Chapters Bring Audubon Adventures to Life
For nearly three decades, Chapters have chosen Audubon Adventures as their primary education outreach project. Chapter leaders say that Audubon Adventures helps them spread their Chapter's passion for conservation of birds and other wildlife with the next generation.
Hilton Head Island Audubon Society in South Carolina has educated tens of thousands of area students using the Audubon Adventures program, connecting 16,042 eager learners to Audubon's mission. For nearly as long, Black River Audubon Society (north central Ohio) has helped incorporate Audubon Adventures into local curricula. And at Jackson Audubon (a Chapter of the Michigan Audubon Society), educators Harold Winters and Libby Warner secured support from Chapter members and local businesses to introduce Audubon Adventures into more than 100 classrooms. Coeur D'Alene Audubon Society (Boise, Idaho) dominates with 139 new teacher members and classrooms in their community this past year.

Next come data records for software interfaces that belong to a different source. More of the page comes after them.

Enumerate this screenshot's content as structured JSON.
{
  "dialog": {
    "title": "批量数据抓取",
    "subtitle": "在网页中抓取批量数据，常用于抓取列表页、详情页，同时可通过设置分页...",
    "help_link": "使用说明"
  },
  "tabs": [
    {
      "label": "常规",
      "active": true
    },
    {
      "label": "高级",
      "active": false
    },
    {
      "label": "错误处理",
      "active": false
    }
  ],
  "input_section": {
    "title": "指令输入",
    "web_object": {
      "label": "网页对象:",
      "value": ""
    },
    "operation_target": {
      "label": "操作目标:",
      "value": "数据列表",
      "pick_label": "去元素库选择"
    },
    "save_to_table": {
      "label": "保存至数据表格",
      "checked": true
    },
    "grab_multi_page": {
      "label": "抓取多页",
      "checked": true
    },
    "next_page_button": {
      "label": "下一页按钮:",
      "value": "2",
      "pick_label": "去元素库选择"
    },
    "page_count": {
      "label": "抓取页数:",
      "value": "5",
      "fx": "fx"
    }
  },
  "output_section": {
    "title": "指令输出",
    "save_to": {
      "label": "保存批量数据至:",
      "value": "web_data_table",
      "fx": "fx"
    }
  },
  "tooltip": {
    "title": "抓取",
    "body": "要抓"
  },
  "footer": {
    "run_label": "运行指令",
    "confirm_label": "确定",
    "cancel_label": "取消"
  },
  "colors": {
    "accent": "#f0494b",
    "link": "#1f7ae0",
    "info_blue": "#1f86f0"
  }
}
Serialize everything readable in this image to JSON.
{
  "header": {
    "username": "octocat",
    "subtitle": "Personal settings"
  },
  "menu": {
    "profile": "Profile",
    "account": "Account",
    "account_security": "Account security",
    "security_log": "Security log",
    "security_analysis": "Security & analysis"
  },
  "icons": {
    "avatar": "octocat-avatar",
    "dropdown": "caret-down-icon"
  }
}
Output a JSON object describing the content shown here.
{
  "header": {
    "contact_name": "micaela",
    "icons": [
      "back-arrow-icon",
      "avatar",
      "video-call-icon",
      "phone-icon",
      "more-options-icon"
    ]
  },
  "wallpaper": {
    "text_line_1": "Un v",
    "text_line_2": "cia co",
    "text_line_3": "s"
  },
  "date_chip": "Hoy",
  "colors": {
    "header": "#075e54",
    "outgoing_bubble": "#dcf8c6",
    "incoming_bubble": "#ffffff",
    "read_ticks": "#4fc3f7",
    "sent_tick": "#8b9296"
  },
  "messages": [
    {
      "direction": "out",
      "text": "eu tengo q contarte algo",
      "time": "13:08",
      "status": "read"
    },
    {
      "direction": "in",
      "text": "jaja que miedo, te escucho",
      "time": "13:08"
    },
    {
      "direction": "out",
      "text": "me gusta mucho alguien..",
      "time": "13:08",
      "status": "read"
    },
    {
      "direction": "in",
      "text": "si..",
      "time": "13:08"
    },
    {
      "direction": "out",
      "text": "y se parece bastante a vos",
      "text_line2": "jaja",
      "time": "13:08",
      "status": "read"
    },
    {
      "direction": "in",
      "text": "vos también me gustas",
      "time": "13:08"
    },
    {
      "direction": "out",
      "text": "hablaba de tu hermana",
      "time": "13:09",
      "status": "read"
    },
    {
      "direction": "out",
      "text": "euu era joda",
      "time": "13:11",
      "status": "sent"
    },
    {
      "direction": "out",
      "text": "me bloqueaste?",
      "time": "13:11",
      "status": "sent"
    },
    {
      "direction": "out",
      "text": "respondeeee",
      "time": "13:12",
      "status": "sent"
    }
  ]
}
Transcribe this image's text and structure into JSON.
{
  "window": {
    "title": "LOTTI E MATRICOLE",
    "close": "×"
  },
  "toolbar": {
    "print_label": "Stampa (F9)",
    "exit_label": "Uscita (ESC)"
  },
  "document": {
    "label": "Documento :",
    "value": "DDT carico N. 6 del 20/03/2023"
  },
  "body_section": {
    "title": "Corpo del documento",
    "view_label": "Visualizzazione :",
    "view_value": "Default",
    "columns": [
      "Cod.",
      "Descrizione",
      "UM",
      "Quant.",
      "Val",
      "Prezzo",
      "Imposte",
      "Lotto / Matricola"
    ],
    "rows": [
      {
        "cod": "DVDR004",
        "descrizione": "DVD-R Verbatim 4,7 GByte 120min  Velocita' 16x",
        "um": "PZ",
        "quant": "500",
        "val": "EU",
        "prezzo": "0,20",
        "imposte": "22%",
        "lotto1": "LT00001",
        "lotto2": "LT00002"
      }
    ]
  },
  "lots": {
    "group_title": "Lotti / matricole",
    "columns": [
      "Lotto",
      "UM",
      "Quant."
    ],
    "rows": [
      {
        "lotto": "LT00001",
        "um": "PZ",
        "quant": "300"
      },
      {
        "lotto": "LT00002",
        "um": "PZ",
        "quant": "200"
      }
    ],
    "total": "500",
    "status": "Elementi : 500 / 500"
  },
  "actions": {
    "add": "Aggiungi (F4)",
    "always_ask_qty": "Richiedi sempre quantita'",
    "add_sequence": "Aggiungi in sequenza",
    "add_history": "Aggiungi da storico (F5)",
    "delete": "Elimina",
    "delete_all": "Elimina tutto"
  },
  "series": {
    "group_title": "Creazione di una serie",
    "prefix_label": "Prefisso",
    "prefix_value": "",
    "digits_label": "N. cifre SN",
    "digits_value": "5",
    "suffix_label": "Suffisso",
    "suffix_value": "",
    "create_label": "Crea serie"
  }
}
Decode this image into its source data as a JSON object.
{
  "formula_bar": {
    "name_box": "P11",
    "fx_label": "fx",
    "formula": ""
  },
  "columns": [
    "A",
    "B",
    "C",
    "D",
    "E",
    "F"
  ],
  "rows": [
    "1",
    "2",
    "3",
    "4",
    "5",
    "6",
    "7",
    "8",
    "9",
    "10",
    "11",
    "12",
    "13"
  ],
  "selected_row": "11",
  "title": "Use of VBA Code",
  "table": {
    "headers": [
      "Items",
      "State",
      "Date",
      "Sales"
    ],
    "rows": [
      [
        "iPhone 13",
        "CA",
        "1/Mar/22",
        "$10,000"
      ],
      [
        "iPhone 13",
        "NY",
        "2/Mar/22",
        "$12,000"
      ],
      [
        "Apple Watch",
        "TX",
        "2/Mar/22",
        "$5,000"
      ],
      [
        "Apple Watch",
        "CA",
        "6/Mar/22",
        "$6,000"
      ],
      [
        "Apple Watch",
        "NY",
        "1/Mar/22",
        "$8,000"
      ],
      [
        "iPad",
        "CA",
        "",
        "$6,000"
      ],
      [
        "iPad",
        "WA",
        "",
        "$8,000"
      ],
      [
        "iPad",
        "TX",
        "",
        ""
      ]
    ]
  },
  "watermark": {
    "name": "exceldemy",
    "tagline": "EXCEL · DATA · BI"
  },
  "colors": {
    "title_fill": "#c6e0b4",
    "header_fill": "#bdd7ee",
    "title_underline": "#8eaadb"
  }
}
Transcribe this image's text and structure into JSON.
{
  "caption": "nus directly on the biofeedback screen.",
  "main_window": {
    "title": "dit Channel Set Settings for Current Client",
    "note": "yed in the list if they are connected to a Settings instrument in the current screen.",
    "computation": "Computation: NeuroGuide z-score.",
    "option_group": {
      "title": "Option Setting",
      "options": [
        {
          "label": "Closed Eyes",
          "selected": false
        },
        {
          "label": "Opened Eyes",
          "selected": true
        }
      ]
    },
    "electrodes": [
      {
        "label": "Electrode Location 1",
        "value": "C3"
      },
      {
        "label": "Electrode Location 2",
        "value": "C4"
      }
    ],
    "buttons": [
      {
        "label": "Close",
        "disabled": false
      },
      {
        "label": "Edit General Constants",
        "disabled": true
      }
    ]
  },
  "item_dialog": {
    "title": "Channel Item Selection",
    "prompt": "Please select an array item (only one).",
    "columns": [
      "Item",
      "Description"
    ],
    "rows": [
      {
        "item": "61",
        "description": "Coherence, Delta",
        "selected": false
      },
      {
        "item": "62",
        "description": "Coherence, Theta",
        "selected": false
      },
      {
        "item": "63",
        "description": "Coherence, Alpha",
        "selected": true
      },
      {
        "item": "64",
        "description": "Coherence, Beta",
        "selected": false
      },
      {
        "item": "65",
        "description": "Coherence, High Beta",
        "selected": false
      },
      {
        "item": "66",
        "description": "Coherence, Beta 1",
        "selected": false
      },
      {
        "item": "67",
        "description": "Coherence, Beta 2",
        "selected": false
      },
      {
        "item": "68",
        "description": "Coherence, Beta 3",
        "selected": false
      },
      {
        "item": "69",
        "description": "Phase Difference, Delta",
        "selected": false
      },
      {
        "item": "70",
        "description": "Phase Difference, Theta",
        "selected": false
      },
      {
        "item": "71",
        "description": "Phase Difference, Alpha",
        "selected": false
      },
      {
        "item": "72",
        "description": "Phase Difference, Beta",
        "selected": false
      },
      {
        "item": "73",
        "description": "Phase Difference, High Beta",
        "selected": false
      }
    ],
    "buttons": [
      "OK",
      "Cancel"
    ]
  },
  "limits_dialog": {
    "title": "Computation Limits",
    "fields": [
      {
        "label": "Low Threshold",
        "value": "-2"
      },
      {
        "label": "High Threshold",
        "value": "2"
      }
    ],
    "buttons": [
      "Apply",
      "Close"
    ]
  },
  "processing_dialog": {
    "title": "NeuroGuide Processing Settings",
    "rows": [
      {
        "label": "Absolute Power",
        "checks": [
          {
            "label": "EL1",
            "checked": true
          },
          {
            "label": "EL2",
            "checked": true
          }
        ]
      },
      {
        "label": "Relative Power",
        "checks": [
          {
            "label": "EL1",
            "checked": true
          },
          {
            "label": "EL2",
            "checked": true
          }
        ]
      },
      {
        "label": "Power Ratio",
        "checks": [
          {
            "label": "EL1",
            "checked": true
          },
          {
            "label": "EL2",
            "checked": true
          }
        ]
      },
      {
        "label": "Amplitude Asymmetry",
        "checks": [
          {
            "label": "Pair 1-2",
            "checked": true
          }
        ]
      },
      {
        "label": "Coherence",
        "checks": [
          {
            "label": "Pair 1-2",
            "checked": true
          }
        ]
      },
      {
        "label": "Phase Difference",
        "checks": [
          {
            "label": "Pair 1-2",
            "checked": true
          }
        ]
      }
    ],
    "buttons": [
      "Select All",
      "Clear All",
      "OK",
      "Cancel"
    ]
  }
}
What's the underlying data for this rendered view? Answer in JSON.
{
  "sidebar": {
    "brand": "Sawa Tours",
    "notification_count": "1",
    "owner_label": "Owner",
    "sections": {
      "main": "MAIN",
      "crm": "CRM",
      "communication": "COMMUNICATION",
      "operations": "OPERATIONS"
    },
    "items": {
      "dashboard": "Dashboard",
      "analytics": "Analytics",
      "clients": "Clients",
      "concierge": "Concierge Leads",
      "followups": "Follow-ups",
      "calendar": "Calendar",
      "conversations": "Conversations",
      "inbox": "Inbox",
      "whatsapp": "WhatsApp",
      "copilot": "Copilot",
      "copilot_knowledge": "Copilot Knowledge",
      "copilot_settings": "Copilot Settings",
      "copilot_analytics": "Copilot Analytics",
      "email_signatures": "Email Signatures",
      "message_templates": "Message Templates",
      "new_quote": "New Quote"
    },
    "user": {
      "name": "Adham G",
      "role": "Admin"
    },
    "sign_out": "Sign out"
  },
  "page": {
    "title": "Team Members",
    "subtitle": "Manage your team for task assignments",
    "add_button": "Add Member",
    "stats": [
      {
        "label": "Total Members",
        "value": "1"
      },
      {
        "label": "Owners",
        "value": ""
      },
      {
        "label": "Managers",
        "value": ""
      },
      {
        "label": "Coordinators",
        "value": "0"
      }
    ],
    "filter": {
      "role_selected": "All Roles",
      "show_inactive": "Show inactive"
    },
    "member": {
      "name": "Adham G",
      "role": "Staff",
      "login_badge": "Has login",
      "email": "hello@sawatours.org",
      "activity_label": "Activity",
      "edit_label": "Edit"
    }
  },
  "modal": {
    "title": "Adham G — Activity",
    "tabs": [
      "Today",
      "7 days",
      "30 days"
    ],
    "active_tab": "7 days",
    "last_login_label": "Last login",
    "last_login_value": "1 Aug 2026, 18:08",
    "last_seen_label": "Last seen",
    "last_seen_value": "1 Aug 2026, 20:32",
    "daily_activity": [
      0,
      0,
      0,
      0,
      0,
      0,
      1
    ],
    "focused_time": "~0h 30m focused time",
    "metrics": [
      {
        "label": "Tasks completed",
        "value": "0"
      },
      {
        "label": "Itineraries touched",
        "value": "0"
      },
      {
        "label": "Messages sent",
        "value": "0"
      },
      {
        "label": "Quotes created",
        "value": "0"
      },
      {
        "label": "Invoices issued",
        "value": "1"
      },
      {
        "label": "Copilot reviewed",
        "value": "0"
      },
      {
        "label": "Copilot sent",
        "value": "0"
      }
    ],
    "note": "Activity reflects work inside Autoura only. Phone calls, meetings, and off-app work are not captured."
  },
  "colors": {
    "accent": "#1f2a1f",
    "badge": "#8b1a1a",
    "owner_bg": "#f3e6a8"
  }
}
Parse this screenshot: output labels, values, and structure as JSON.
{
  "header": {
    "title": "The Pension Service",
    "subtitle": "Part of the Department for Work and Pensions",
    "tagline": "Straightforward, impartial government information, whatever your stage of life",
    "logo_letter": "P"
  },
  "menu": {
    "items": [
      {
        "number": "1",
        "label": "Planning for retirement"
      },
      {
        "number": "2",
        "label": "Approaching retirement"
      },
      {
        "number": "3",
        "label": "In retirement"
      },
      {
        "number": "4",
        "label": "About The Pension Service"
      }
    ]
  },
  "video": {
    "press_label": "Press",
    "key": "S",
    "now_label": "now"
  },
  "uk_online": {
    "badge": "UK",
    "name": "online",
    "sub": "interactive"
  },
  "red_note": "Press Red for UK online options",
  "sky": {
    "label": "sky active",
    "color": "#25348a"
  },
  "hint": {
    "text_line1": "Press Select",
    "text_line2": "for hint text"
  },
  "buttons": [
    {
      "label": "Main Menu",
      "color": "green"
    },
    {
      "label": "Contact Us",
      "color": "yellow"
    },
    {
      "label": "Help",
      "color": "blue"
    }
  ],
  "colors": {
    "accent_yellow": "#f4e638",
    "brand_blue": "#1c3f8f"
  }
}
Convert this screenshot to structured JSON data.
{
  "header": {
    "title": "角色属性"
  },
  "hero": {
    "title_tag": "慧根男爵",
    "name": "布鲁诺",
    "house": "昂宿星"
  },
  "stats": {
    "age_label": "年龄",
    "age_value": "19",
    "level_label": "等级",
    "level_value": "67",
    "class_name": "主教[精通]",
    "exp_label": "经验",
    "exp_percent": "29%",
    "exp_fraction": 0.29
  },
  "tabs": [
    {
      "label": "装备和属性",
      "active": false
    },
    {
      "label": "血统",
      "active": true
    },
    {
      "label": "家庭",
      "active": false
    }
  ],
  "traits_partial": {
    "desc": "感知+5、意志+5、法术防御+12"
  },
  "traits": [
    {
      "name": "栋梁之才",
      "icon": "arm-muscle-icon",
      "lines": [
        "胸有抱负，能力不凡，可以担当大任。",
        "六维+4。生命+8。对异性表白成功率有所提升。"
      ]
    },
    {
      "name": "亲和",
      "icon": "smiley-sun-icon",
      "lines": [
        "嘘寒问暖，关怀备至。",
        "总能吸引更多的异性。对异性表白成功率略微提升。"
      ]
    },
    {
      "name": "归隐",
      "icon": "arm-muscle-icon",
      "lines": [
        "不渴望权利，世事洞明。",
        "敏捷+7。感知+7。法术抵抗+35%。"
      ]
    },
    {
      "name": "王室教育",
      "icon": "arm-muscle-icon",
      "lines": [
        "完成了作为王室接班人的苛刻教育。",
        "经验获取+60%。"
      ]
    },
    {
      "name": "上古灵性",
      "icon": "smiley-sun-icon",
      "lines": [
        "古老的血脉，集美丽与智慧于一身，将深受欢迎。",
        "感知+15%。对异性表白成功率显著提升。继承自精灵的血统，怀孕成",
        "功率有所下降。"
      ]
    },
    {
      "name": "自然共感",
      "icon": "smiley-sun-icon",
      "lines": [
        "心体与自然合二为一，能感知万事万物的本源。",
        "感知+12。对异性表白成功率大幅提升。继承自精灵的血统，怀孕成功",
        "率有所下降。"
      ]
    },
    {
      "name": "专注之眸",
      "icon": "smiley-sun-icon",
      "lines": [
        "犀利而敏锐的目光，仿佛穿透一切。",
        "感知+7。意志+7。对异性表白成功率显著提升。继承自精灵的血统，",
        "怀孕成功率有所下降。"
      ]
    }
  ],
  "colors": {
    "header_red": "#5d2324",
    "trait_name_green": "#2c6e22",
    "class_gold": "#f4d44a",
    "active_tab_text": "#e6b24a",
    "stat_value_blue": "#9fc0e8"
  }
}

These stories are not uncommon. That’s because for the past 27 years, Audubon Adventures has been an important tool in Chapters’ educational arsenals.
"It’s the major outreach program of Delaware Audubon Society," says Education Chair Kathy Tidball. “The Board is very supportive of this initiative because they believe that exposing children to the wonders of nature and encouraging them to be future stewards will have a lasting impact on the students and the environment.”
Because Audubon Adventures pares down complex issues into clear, enjoyable lessons and hands-on activities, Mary Jane Major, Hilton Head Island education chair, says she easily finds uses for them above and beyond the classroom. “The latest Audubon Adventures materials were exceptional,” she says. “The maps and photos showing migration routes made the whole process easy to understand.” So easy, in fact, that Major used one about monarch butterflies as an accompanying resource for a presentation to adults.
Dick Lee, education chair of Black River Audubon Society, says Audubon Adventures moves forward his Chapter’s mission of promoting conservation and restoring ecosystems by focusing on birds and other wildlife through education. “As individual members we do not have the skills of professional educators and therefore cannot meet this goal as effectively as those who work with our young people everyday,” he says. “If we provide them with the tools, they will reach more children in their formative years and have a greater impact.”
FOR MORE INFO:
What do hummingbirds, Alaska wildlife, and endangered rivers have in common? They’re all part of the next series of Audubon Adventures, Audubon’s award-winning environmental education program for students ages 8 to 12 about the natural world and how to protect it. For additional information on the new series or to order classroom kits for your Chapter, contact Bonnie Godfrey at (800) 813-5037.